Posted on January 23, 2008 · Posted in Brain Injury

Every day, I encounter another example, either in the calls we get from our websites, or in the news media, or some where else, as to how Doctors don’t ever consider the potential for brain damage in the differential diagnosis. While it isn’t a real world example, this one is kind of fun to make fun of.

On one of the most popular TV’s shows, Grey’s Anatomy, there is a classic scene between Meredith Grey and Christina where Meredith can’t sleep and Christina is trying to find the right diagnosis. They are apparently studying from what has to be the DSM-IV (Diagnostic Statistical Manual – IV – the psychiatrict bible), discussing her depression and difficulty building an adult relationship with Dereck Shepard. They discuss her issues and Christina looks at the bullet points in the DSM-IV and comes up with “abandonment issues.” OK, makes sense, the plot of the TV show sort of revolves around her psychological issues.

But wait: Didn’t Meredith suffer severe brain damage? Wasn’t she the girl who drowned, was actually dead? Wasn’t that her who they fought and fought and fought to bring her back from the dead? Hmmm.. It is only a TV show, but wouldn’t all that time where blood was not circulating thru her brain have caused some pretty severe brain damage. Miracles are miracles, but still, if she had emotional issues, or problems sleeping a few months later, wouldn’t these brilliant doctors at least consider the possibility of “BRAIN DAMAGE.”

Christina, you could look it up in a lot of other books: emotional detachment, sleep problems, these are also symptoms of brain damage. Click here for a synopsis of this TV episode.

There is an excellent book out recently entitled “How Doctor’s Think” by Dr. Jerome Groopman. It details why medical misdiagnosis is such a common problem and is important reading for everyone.
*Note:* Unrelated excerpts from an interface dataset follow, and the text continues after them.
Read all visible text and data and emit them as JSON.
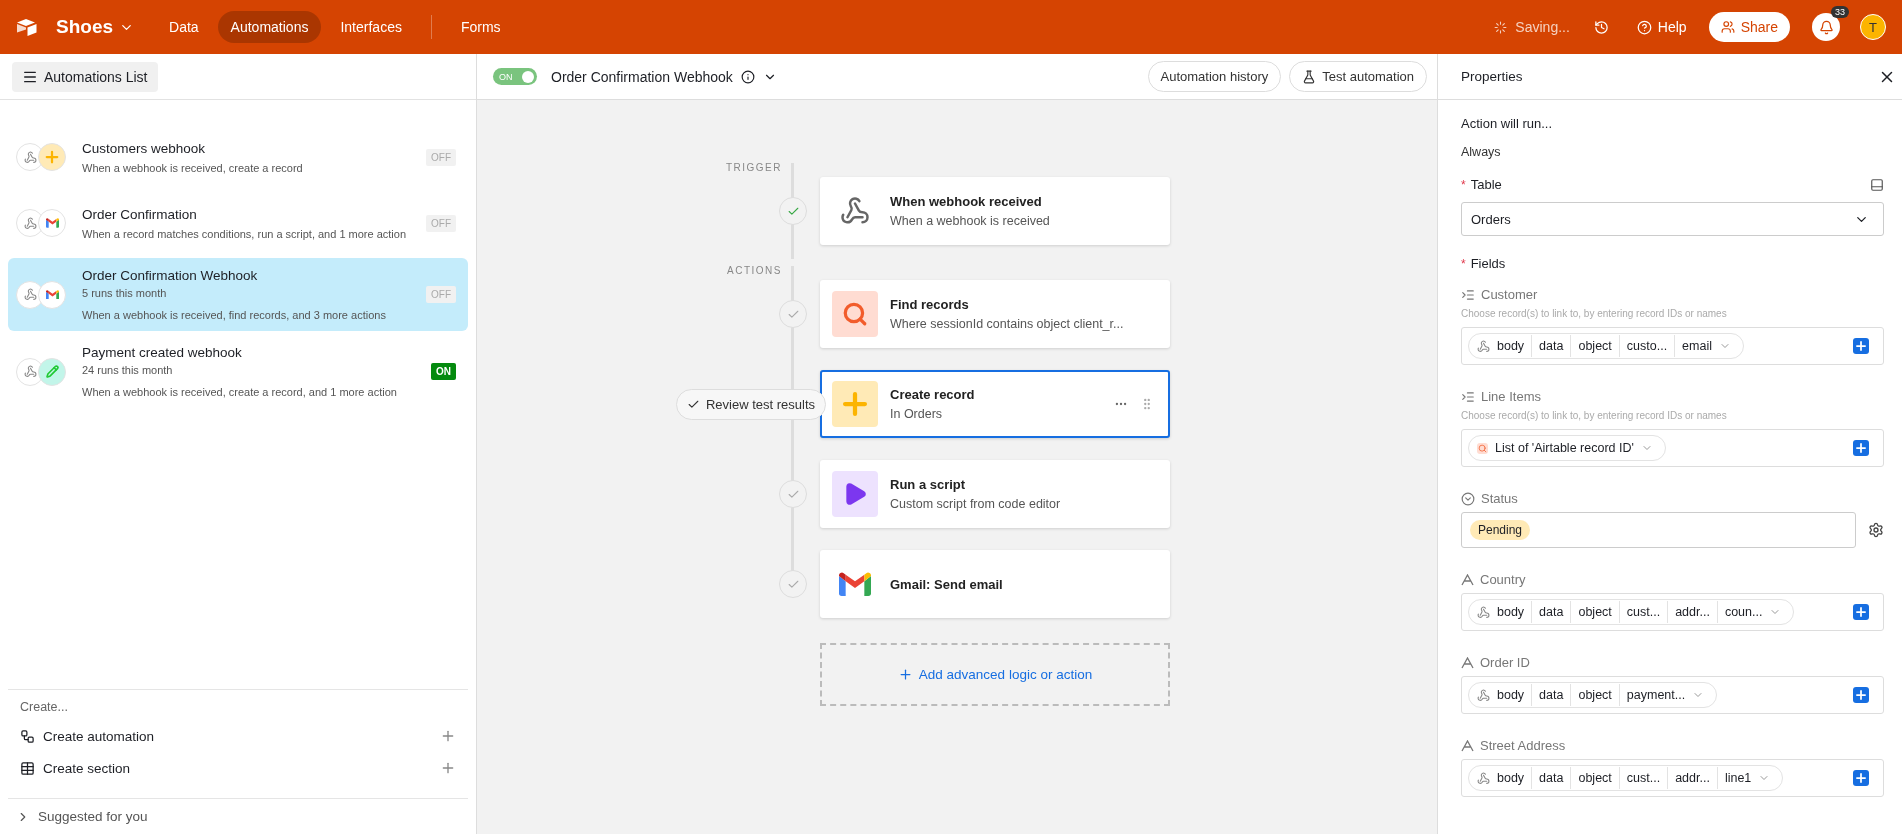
{
  "topbar": {
    "base_name": "Shoes",
    "nav": [
      {
        "label": "Data",
        "selected": false
      },
      {
        "label": "Automations",
        "selected": true
      },
      {
        "label": "Interfaces",
        "selected": false
      },
      {
        "label": "Forms",
        "selected": false
      }
    ],
    "saving": "Saving...",
    "help": "Help",
    "share": "Share",
    "notifications": "33",
    "avatar": "T"
  },
  "sidebar": {
    "header_button": "Automations List",
    "automations": [
      {
        "kind": "create-record",
        "name": "Customers webhook",
        "description": "When a webhook is received, create a record",
        "status": "OFF",
        "enabled": false,
        "selected": false
      },
      {
        "kind": "gmail",
        "name": "Order Confirmation",
        "description": "When a record matches conditions, run a script, and 1 more action",
        "status": "OFF",
        "enabled": false,
        "selected": false
      },
      {
        "kind": "gmail",
        "name": "Order Confirmation Webhook",
        "runs": "5 runs this month",
        "description": "When a webhook is received, find records, and 3 more actions",
        "status": "OFF",
        "enabled": false,
        "selected": true
      },
      {
        "kind": "update-record",
        "name": "Payment created webhook",
        "runs": "24 runs this month",
        "description": "When a webhook is received, create a record, and 1 more action",
        "status": "ON",
        "enabled": true,
        "selected": false
      }
    ],
    "create_heading": "Create...",
    "create_items": [
      {
        "label": "Create automation",
        "kind": "automation"
      },
      {
        "label": "Create section",
        "kind": "section"
      }
    ],
    "suggested": "Suggested for you"
  },
  "canvas": {
    "toggle": {
      "label": "ON",
      "on": true
    },
    "title": "Order Confirmation Webhook",
    "history_button": "Automation history",
    "test_button": "Test automation",
    "trigger_label": "TRIGGER",
    "actions_label": "ACTIONS",
    "steps": [
      {
        "kind": "webhook",
        "title": "When webhook received",
        "subtitle": "When a webhook is received",
        "tested": true,
        "selected": false
      },
      {
        "kind": "find",
        "title": "Find records",
        "subtitle": "Where sessionId contains object client_r...",
        "tested": false,
        "selected": false
      },
      {
        "kind": "create",
        "title": "Create record",
        "subtitle": "In Orders",
        "selected": true,
        "review": "Review test results"
      },
      {
        "kind": "script",
        "title": "Run a script",
        "subtitle": "Custom script from code editor",
        "tested": false,
        "selected": false
      },
      {
        "kind": "gmail",
        "title": "Gmail: Send email",
        "tested": false,
        "selected": false
      }
    ],
    "add_button": "Add advanced logic or action"
  },
  "properties": {
    "title": "Properties",
    "run_label": "Action will run...",
    "run_value": "Always",
    "table": {
      "mark": "*",
      "label": "Table",
      "value": "Orders"
    },
    "fields_mark": "*",
    "fields_label": "Fields",
    "fields": [
      {
        "kind": "link-tokens",
        "name": "Customer",
        "hint": "Choose record(s) to link to, by entering record IDs or names",
        "tokens": [
          "body",
          "data",
          "object",
          "custo...",
          "email"
        ]
      },
      {
        "kind": "link-list",
        "name": "Line Items",
        "hint": "Choose record(s) to link to, by entering record IDs or names",
        "tokens": [
          "List of 'Airtable record ID'"
        ]
      },
      {
        "kind": "select",
        "name": "Status",
        "tokens": [
          "Pending"
        ]
      },
      {
        "kind": "text-tokens",
        "name": "Country",
        "tokens": [
          "body",
          "data",
          "object",
          "cust...",
          "addr...",
          "coun..."
        ]
      },
      {
        "kind": "text-tokens",
        "name": "Order ID",
        "tokens": [
          "body",
          "data",
          "object",
          "payment..."
        ]
      },
      {
        "kind": "text-tokens",
        "name": "Street Address",
        "tokens": [
          "body",
          "data",
          "object",
          "cust...",
          "addr...",
          "line1"
        ]
      }
    ]
  }
}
An excellent podcast interviewing Dr. Groopman is available here:

I think the corollary to that book should be: “How Doctors Don’t Think About Brain Damage.” Why is it, that the potential for brain damage is rarely considered in the differential diagnosis? Even Dr. House makes this mistake. (A comment made facetiously about another medical show on TV).

Another example from today’s news: In the inquest into the death of Princess Diana, Trevor Rees, who was severely injured in the crash on Aug. 31, 1997, also denied allegations by Fayed’s father that he had participated in a cover-up of the truth.
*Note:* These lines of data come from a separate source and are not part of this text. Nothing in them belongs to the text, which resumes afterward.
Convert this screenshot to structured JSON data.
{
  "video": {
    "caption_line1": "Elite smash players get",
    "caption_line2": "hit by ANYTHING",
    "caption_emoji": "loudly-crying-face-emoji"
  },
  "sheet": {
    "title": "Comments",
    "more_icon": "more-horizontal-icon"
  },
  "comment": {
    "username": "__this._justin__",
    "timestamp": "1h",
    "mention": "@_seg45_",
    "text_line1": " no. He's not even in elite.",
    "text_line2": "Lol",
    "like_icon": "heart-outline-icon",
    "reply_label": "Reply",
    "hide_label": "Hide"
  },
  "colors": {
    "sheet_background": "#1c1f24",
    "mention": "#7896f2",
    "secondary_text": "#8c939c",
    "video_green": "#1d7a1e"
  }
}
“I have no memory of — after leaving the back of the hotel. That’s my last true memory,” Rees said. Of course it is. Rees suffered a severe brain injury in this accident. But even dumber than this continued effort to get the “truth” out of the only survivor of the crash, is the statement from Psychiatrist Maurice Lispedge in court that the chances of Rees recovering his memory were “slight”. They are not slight. They are non-existent. His brain did not save any of those memories. Any so-called memory he could possibly have, would not be a real memory. This is a classic case of retrograde amnesia. How can Western society be so ignorant as to expect him to remember anything material?

How do we get doctors to think about Brain Damage? Hit them over the head with it, again and again. Maybe in the spirit of the classic Hollywood head injury myth, the repeated blow to the head will trigger the memory of that little tiny part of medical school where they were supposed to learn about brain damage, brain injury, neurobehavioral deficits and the interplay between organic brain damage and emotions.

About the Author

Attorney Gordon S. Johnson, Jr.
Past Chair Traumatic Brain Injury Litigation Group, American Association of Justice :: 800-992-9447